Most of my dances are available in my books. I'm not planning to publish any more books, so my new dances and interpretations will be published here on the website. There are also a number of dances by other people: in some cases the dances have connections with me; in others they're just good dances that I wanted to put before a wider audience. Some of these were published in English Dance and Song magazine during the time that I was writing my “Dance Matters” column there.
Feel free to call any of the dances listed here, but please get them right and don't forget to tell the dancers who they're by!
There's also a page listing All my dances, published or not.
To search for a dance, enter in the box above a few letters of the dance title you're looking for: the search is not case-sensitive. The program will look for these characters anywhere within the title. If there's just one match you'll be taken straight to it. If there are several you'll be given the list (alphabetical or in order of composition/publication depending on which button you use), and you can click on the one you want. Leave the box blank to list all the dances.

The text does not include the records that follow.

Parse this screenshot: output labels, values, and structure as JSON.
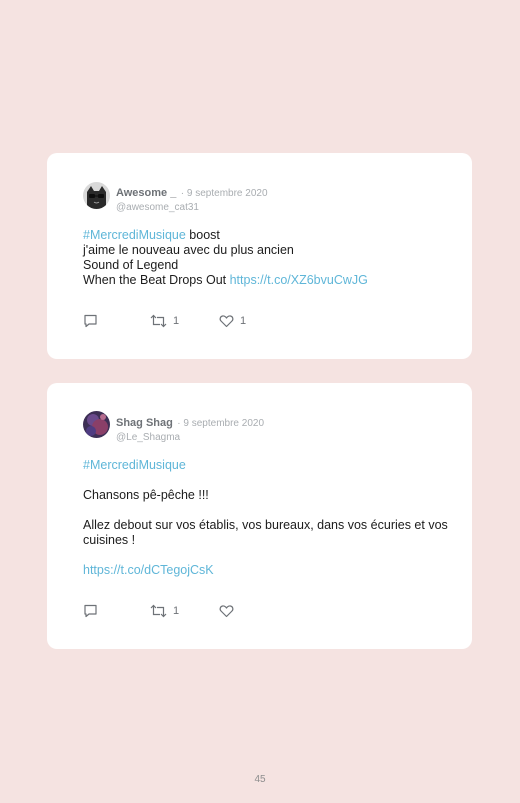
{
  "posts": [
    {
      "name": "Awesome _",
      "date": "· 9 septembre 2020",
      "handle": "@awesome_cat31",
      "hashtag": "#MercrediMusique",
      "line1_rest": " boost",
      "line2": "j'aime le nouveau avec du plus ancien",
      "line3": "Sound of Legend",
      "line4_text": "When the Beat Drops Out ",
      "line4_link": "https://t.co/XZ6bvuCwJG",
      "retweets": "1",
      "likes": "1"
    },
    {
      "name": "Shag Shag",
      "date": "· 9 septembre 2020",
      "handle": "@Le_Shagma",
      "hashtag": "#MercrediMusique",
      "line2": "Chansons pê-pêche !!!",
      "line3": "Allez debout sur vos établis, vos bureaux, dans vos écuries et vos cuisines !",
      "link": "https://t.co/dCTegojCsK",
      "retweets": "1",
      "likes": ""
    }
  ],
  "page_number": "45",
  "icons": {
    "reply": "reply-icon",
    "retweet": "retweet-icon",
    "like": "heart-icon"
  },
  "colors": {
    "background": "#f5e3e1",
    "link": "#5fb6d8",
    "muted": "#a9adb1"
  }
}
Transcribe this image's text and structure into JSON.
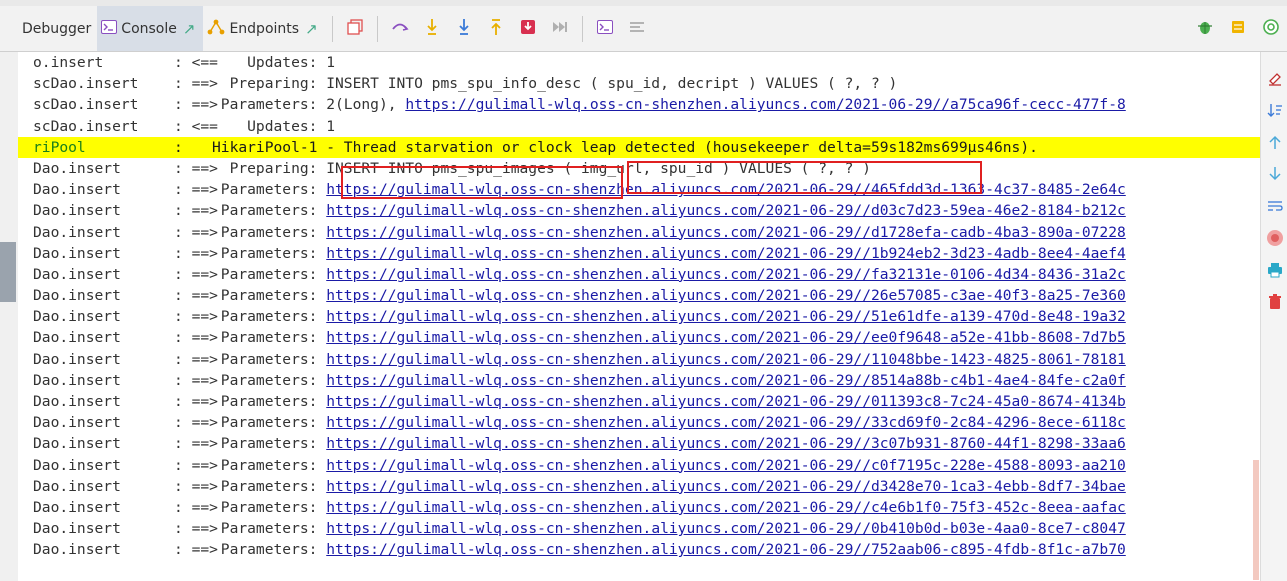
{
  "tabs": {
    "debugger": "Debugger",
    "console": "Console",
    "endpoints": "Endpoints"
  },
  "colors": {
    "accent_green": "#44aa88",
    "highlight_red": "#e02020",
    "warning_bg": "#ffff00",
    "link": "#1a1aa6"
  },
  "console": {
    "lines": [
      {
        "logger": "o.insert",
        "dir": ": <==",
        "label": "    Updates:",
        "text": " 1"
      },
      {
        "logger": "scDao.insert",
        "dir": ": ==>",
        "label": "  Preparing:",
        "text": " INSERT INTO pms_spu_info_desc ( spu_id, decript ) VALUES ( ?, ? )"
      },
      {
        "logger": "scDao.insert",
        "dir": ": ==>",
        "label": " Parameters:",
        "text": " 2(Long), ",
        "url": "https://gulimall-wlq.oss-cn-shenzhen.aliyuncs.com/2021-06-29//a75ca96f-cecc-477f-8"
      },
      {
        "logger": "scDao.insert",
        "dir": ": <==",
        "label": "    Updates:",
        "text": " 1"
      },
      {
        "logger": "riPool",
        "dir": ": ",
        "label": "",
        "text": "HikariPool-1 - Thread starvation or clock leap detected (housekeeper delta=59s182ms699µs46ns).",
        "warn": true
      },
      {
        "logger": "Dao.insert",
        "dir": ": ==>",
        "label": "  Preparing:",
        "text": " INSERT INTO pms_spu_images ( img_url, spu_id ) VALUES ( ?, ? )"
      },
      {
        "logger": "Dao.insert",
        "dir": ": ==>",
        "label": " Parameters:",
        "text": " ",
        "url": "https://gulimall-wlq.oss-cn-shenzhen.aliyuncs.com/2021-06-29//465fdd3d-1363-4c37-8485-2e64c"
      },
      {
        "logger": "Dao.insert",
        "dir": ": ==>",
        "label": " Parameters:",
        "text": " ",
        "url": "https://gulimall-wlq.oss-cn-shenzhen.aliyuncs.com/2021-06-29//d03c7d23-59ea-46e2-8184-b212c"
      },
      {
        "logger": "Dao.insert",
        "dir": ": ==>",
        "label": " Parameters:",
        "text": " ",
        "url": "https://gulimall-wlq.oss-cn-shenzhen.aliyuncs.com/2021-06-29//d1728efa-cadb-4ba3-890a-07228"
      },
      {
        "logger": "Dao.insert",
        "dir": ": ==>",
        "label": " Parameters:",
        "text": " ",
        "url": "https://gulimall-wlq.oss-cn-shenzhen.aliyuncs.com/2021-06-29//1b924eb2-3d23-4adb-8ee4-4aef4"
      },
      {
        "logger": "Dao.insert",
        "dir": ": ==>",
        "label": " Parameters:",
        "text": " ",
        "url": "https://gulimall-wlq.oss-cn-shenzhen.aliyuncs.com/2021-06-29//fa32131e-0106-4d34-8436-31a2c"
      },
      {
        "logger": "Dao.insert",
        "dir": ": ==>",
        "label": " Parameters:",
        "text": " ",
        "url": "https://gulimall-wlq.oss-cn-shenzhen.aliyuncs.com/2021-06-29//26e57085-c3ae-40f3-8a25-7e360"
      },
      {
        "logger": "Dao.insert",
        "dir": ": ==>",
        "label": " Parameters:",
        "text": " ",
        "url": "https://gulimall-wlq.oss-cn-shenzhen.aliyuncs.com/2021-06-29//51e61dfe-a139-470d-8e48-19a32"
      },
      {
        "logger": "Dao.insert",
        "dir": ": ==>",
        "label": " Parameters:",
        "text": " ",
        "url": "https://gulimall-wlq.oss-cn-shenzhen.aliyuncs.com/2021-06-29//ee0f9648-a52e-41bb-8608-7d7b5"
      },
      {
        "logger": "Dao.insert",
        "dir": ": ==>",
        "label": " Parameters:",
        "text": " ",
        "url": "https://gulimall-wlq.oss-cn-shenzhen.aliyuncs.com/2021-06-29//11048bbe-1423-4825-8061-78181"
      },
      {
        "logger": "Dao.insert",
        "dir": ": ==>",
        "label": " Parameters:",
        "text": " ",
        "url": "https://gulimall-wlq.oss-cn-shenzhen.aliyuncs.com/2021-06-29//8514a88b-c4b1-4ae4-84fe-c2a0f"
      },
      {
        "logger": "Dao.insert",
        "dir": ": ==>",
        "label": " Parameters:",
        "text": " ",
        "url": "https://gulimall-wlq.oss-cn-shenzhen.aliyuncs.com/2021-06-29//011393c8-7c24-45a0-8674-4134b"
      },
      {
        "logger": "Dao.insert",
        "dir": ": ==>",
        "label": " Parameters:",
        "text": " ",
        "url": "https://gulimall-wlq.oss-cn-shenzhen.aliyuncs.com/2021-06-29//33cd69f0-2c84-4296-8ece-6118c"
      },
      {
        "logger": "Dao.insert",
        "dir": ": ==>",
        "label": " Parameters:",
        "text": " ",
        "url": "https://gulimall-wlq.oss-cn-shenzhen.aliyuncs.com/2021-06-29//3c07b931-8760-44f1-8298-33aa6"
      },
      {
        "logger": "Dao.insert",
        "dir": ": ==>",
        "label": " Parameters:",
        "text": " ",
        "url": "https://gulimall-wlq.oss-cn-shenzhen.aliyuncs.com/2021-06-29//c0f7195c-228e-4588-8093-aa210"
      },
      {
        "logger": "Dao.insert",
        "dir": ": ==>",
        "label": " Parameters:",
        "text": " ",
        "url": "https://gulimall-wlq.oss-cn-shenzhen.aliyuncs.com/2021-06-29//d3428e70-1ca3-4ebb-8df7-34bae"
      },
      {
        "logger": "Dao.insert",
        "dir": ": ==>",
        "label": " Parameters:",
        "text": " ",
        "url": "https://gulimall-wlq.oss-cn-shenzhen.aliyuncs.com/2021-06-29//c4e6b1f0-75f3-452c-8eea-aafac"
      },
      {
        "logger": "Dao.insert",
        "dir": ": ==>",
        "label": " Parameters:",
        "text": " ",
        "url": "https://gulimall-wlq.oss-cn-shenzhen.aliyuncs.com/2021-06-29//0b410b0d-b03e-4aa0-8ce7-c8047"
      },
      {
        "logger": "Dao.insert",
        "dir": ": ==>",
        "label": " Parameters:",
        "text": " ",
        "url": "https://gulimall-wlq.oss-cn-shenzhen.aliyuncs.com/2021-06-29//752aab06-c895-4fdb-8f1c-a7b70"
      }
    ]
  }
}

Similarly you can search for a tune. Most of these tie up with the dances, but there are plenty which are just there because they are tunes I've needed to send to bands. You may not be interested — that's fine!
I've categorised them the way I would the dance cards in my briefcase, so I separate the various formations and in some cases I separate Playford-style from American-style or General. A note for Americans: we say “Playford” rather than “English”, so you will find waltz dances under General. I've also included some of my interpretations (reconstructions) of dances from Playford and other publishers of that period.

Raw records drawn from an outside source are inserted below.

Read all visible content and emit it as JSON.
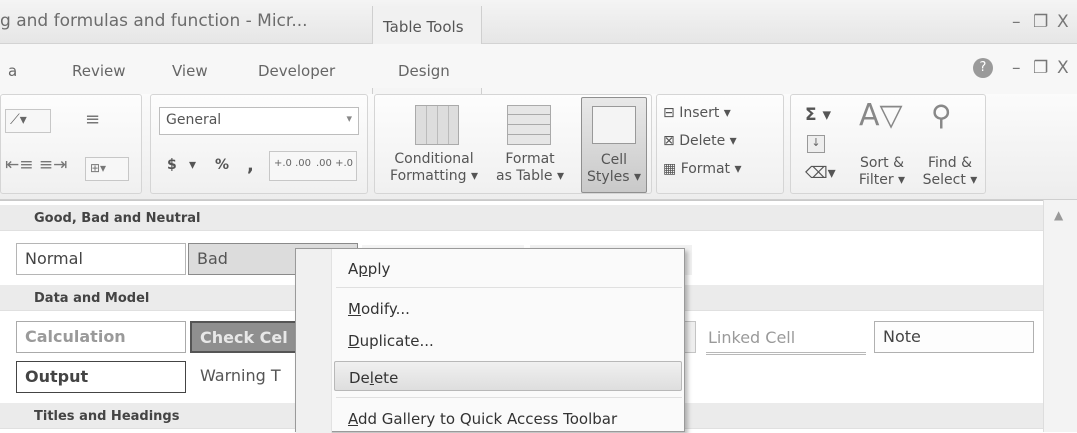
{
  "window": {
    "title": "g and formulas and function - Micr...",
    "context_tab": "Table Tools",
    "buttons": {
      "minimize": "–",
      "restore": "❐",
      "close": "X"
    },
    "ribbon_buttons": {
      "help": "?",
      "minimize": "–",
      "restore": "❐",
      "close": "X"
    }
  },
  "menu_tabs": [
    "a",
    "Review",
    "View",
    "Developer",
    "Design"
  ],
  "ribbon": {
    "number_format": "General",
    "currency": "$",
    "percent": "%",
    "comma": ",",
    "inc_decimal": "+.0 .00",
    "dec_decimal": ".00 +.0",
    "conditional_formatting": [
      "Conditional",
      "Formatting ▾"
    ],
    "format_as_table": [
      "Format",
      "as Table ▾"
    ],
    "cell_styles": [
      "Cell",
      "Styles ▾"
    ],
    "insert": "Insert ▾",
    "delete": "Delete ▾",
    "format": "Format ▾",
    "sigma": "Σ ▾",
    "sort_filter": [
      "Sort &",
      "Filter ▾"
    ],
    "find_select": [
      "Find &",
      "Select ▾"
    ]
  },
  "gallery": {
    "sections": [
      "Good, Bad and Neutral",
      "Data and Model",
      "Titles and Headings"
    ],
    "row1": [
      "Normal",
      "Bad"
    ],
    "row2": [
      "Calculation",
      "Check Cel",
      "Linked Cell",
      "Note"
    ],
    "row3": [
      "Output",
      "Warning T"
    ],
    "colors": {
      "bad_bg": "#dcdcdc",
      "check_bg": "#8f8f8f"
    }
  },
  "context_menu": {
    "items": [
      {
        "pre": "A",
        "u": "p",
        "post": "ply"
      },
      {
        "pre": "",
        "u": "M",
        "post": "odify..."
      },
      {
        "pre": "",
        "u": "D",
        "post": "uplicate..."
      },
      {
        "pre": "De",
        "u": "l",
        "post": "ete"
      },
      {
        "pre": "",
        "u": "A",
        "post": "dd Gallery to Quick Access Toolbar"
      }
    ]
  }
}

As always, I've written the dances out as I would call them, rather than in a technical language which each caller will then have to translate into English. I've tried to make the instructions clear without being too pedantic. Unless otherwise stated, each paragraph is eight bars (measures) long. A full stop (period) marks the end of a four- or eight-bar phrase; a semicolon marks the end of a two-bar phrase. I find this very helpful when I'm calling a dance, but some people think I'm going out of my way to be difficult. All turns, circles and stars are once around unless otherwise noted.
Each dance has a [Print] button, so you can print out just the dances you want, instead of needing Print Preview to work out which page or pages to print.
The music is held in ABC format, which you can learn all about from the ABC Home Page. When you click the button the ABC is processed by programs on my server: ABCM2PS, ABC2MIDI, ABC2ABC and GhostScript.
At this point you can listen to it as a MIDI file — it may not be a great performance but it gives you a chance to hear the tune without needing to be a musician. You can display the PDF output and then print or save it — you will need Adobe Reader which you can download here free of charge or you might prefer Nitro Reader. Don't send anybody the address of the PDF file — that's generated dynamically and will disappear after a couple of hours. You can see the ABC which produced all this. And you can switch from chords above the staff (American style) to chords below the stave (English style), and print the music in larger type with fewer bars to the line in case your eyes are getting old. If you want to edit lots of tunes and print out the modified musical notation (I can't think why you would!) you can pick up all the Tunes from colinhume.com and start from that. There's also a very nice way to see and hear all these tunes at http://abcnotation.com/searchTunes?q=site:colinhume.com/ABC.txt.